The aim of every monk and the perfection of his heart tends to continual and unbroken perseverance in prayer, and, as far as it is allowed to human frailty, strives to acquire an immovable tranquillity of mind and a perpetual purity, for the sake of which we seek unweariedly and constantly to practise all bodily labours as well as contrition of spirit. And there is between these two a sort of reciprocal and inseparable union. For just as the crown of the building of all virtues is the perfection of prayer, so unless everything has been united and compacted by this as its crown, it cannot possibly continue strong and stable. For lasting and continual calmness in prayer, of which we are speaking, cannot be secured or consummated without them, so neither can those virtues which lay its foundations be fully gained without persistence in it. And so we shall not be able either to treat properly of the effect of prayer, or in a rapid discourse to penetrate to its main end, which is acquired by labouring at all virtues, unless first all those things which for its sake must be either rejected or secured, are singly enumerated and discussed, and, as the Parable in the gospel teaches, whatever concerns the building of that spiritual and most lofty tower, is reckoned up and carefully considered beforehand. But yet these things when prepared will be of no use nor allow the lofty height of perfection to be properly placed upon them unless a clearance of all faults be first undertaken, and the decayed and dead rubbish of the passions be dug up, and the strong foundations of simplicity and humility be laid on the solid and (so to speak) living soil of our breast, or rather on that rock of the gospel, and by being built in this way this tower of spiritual virtues will rise, and be able to stand unmoved, and be raised to the utmost heights of heaven in full assurance of its, stability. For if it rests on such foundations, then though heavy storms of passions break over it, though mighty torrents of persecutions beat against it like a battering ram, though a furious tempest of spiritual foes dash against it and attack it, yet not only will no ruin overtake it, but the onslaught will not injure it even in the slightest degree.

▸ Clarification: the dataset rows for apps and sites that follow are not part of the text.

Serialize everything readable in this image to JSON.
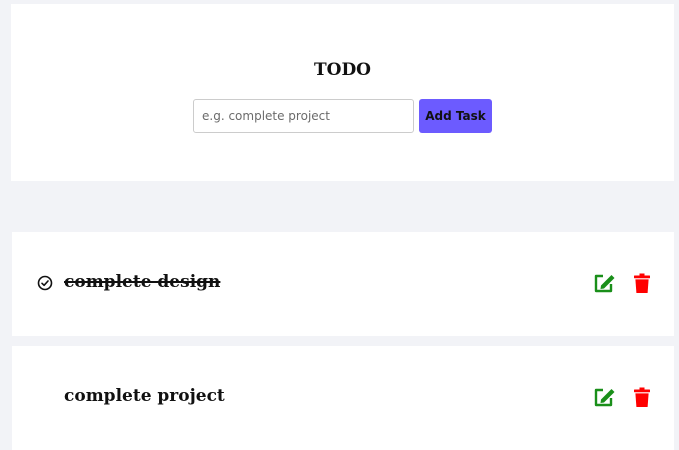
{
  "header": {
    "title": "TODO",
    "input_placeholder": "e.g. complete project",
    "input_value": "",
    "add_button_label": "Add Task"
  },
  "tasks": [
    {
      "text": "complete design",
      "completed": true,
      "icons": [
        "check-circle-icon",
        "edit-icon",
        "trash-icon"
      ]
    },
    {
      "text": "complete project",
      "completed": false,
      "icons": [
        "edit-icon",
        "trash-icon"
      ]
    }
  ],
  "colors": {
    "page_background": "#f2f3f7",
    "card_background": "#ffffff",
    "accent": "#6c5bff",
    "edit": "#1a8f1a",
    "delete": "#ff0000",
    "text": "#111111"
  }
}
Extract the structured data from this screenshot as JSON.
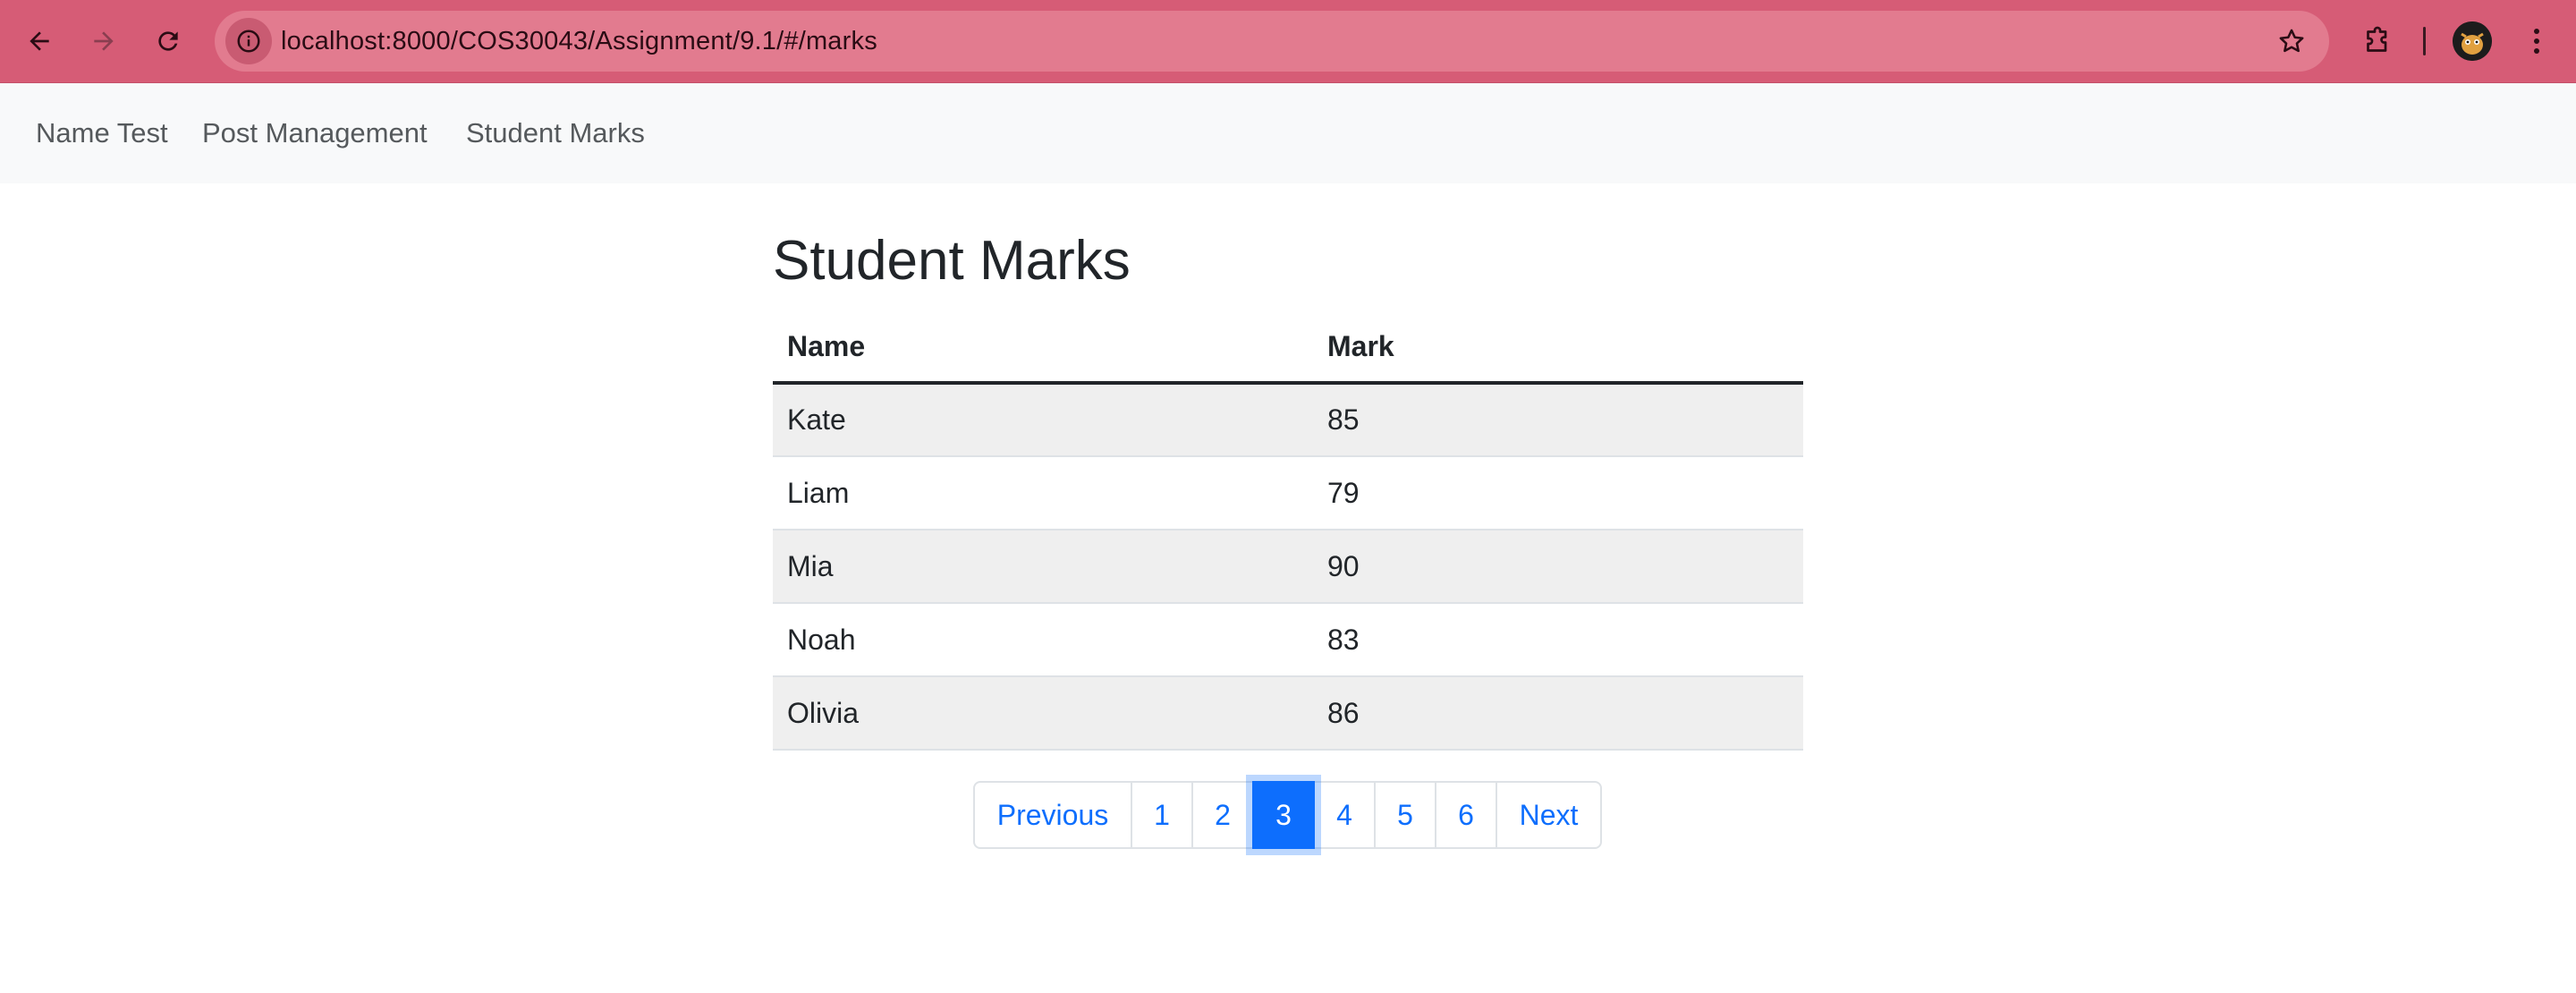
{
  "browser": {
    "url": "localhost:8000/COS30043/Assignment/9.1/#/marks",
    "back_icon": "arrow-left-icon",
    "forward_icon": "arrow-right-icon",
    "reload_icon": "reload-icon",
    "site_info_icon": "info-icon",
    "bookmark_icon": "star-icon",
    "extensions_icon": "puzzle-icon",
    "menu_icon": "kebab-menu-icon",
    "toolbar_color": "#d65c76"
  },
  "navbar": {
    "links": [
      {
        "label": "Name Test"
      },
      {
        "label": "Post Management"
      },
      {
        "label": "Student Marks"
      }
    ]
  },
  "main": {
    "title": "Student Marks",
    "table": {
      "headers": [
        "Name",
        "Mark"
      ],
      "rows": [
        {
          "name": "Kate",
          "mark": "85"
        },
        {
          "name": "Liam",
          "mark": "79"
        },
        {
          "name": "Mia",
          "mark": "90"
        },
        {
          "name": "Noah",
          "mark": "83"
        },
        {
          "name": "Olivia",
          "mark": "86"
        }
      ]
    },
    "pagination": {
      "previous_label": "Previous",
      "next_label": "Next",
      "pages": [
        "1",
        "2",
        "3",
        "4",
        "5",
        "6"
      ],
      "current_page": "3",
      "accent_color": "#0d6efd"
    }
  }
}
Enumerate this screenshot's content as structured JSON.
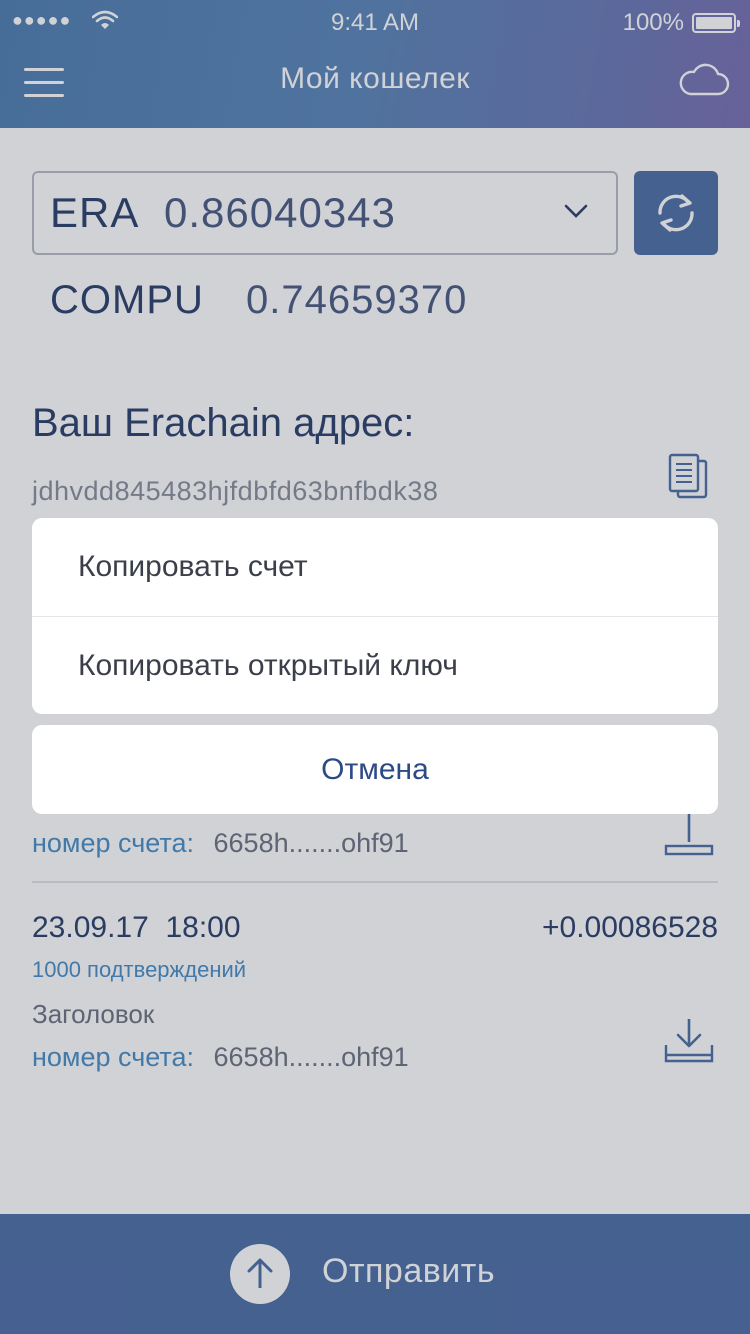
{
  "status_bar": {
    "signal": "●●●●●",
    "time": "9:41 AM",
    "battery": "100%"
  },
  "header": {
    "title": "Мой кошелек",
    "menu_icon": "hamburger-menu-icon",
    "cloud_icon": "cloud-icon"
  },
  "wallet": {
    "selected_currency": {
      "code": "ERA",
      "amount": "0.86040343"
    },
    "second_balance": {
      "code": "COMPU",
      "amount": "0.74659370"
    },
    "address_label": "Ваш Erachain адрес:",
    "address": "jdhvdd845483hjfdbfd63bnfbdk38"
  },
  "transactions": [
    {
      "date": "",
      "time": "",
      "amount": "",
      "confirmations": "",
      "title": "",
      "account_label": "номер счета:",
      "account_value": "6658h.......ohf91"
    },
    {
      "date": "23.09.17",
      "time": "18:00",
      "amount": "+0.00086528",
      "confirmations": "1000 подтверждений",
      "title": "Заголовок",
      "account_label": "номер счета:",
      "account_value": "6658h.......ohf91"
    }
  ],
  "footer": {
    "send_label": "Отправить"
  },
  "action_sheet": {
    "items": [
      {
        "label": "Копировать счет"
      },
      {
        "label": "Копировать открытый ключ"
      }
    ],
    "cancel_label": "Отмена"
  },
  "colors": {
    "header_start": "#4f7db0",
    "header_end": "#7a6fb2",
    "accent": "#4e6fa6",
    "text_primary": "#2c3f6b",
    "link": "#4a8ec6"
  }
}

SAINT JOHN CASSIAN'S CONFERENCES, THE FIRST CONFERENCE OF ABBOT ISAAC ON PRAYER,NICENE AND POST-NICENE FATHERS, SERIES II VOLUME XI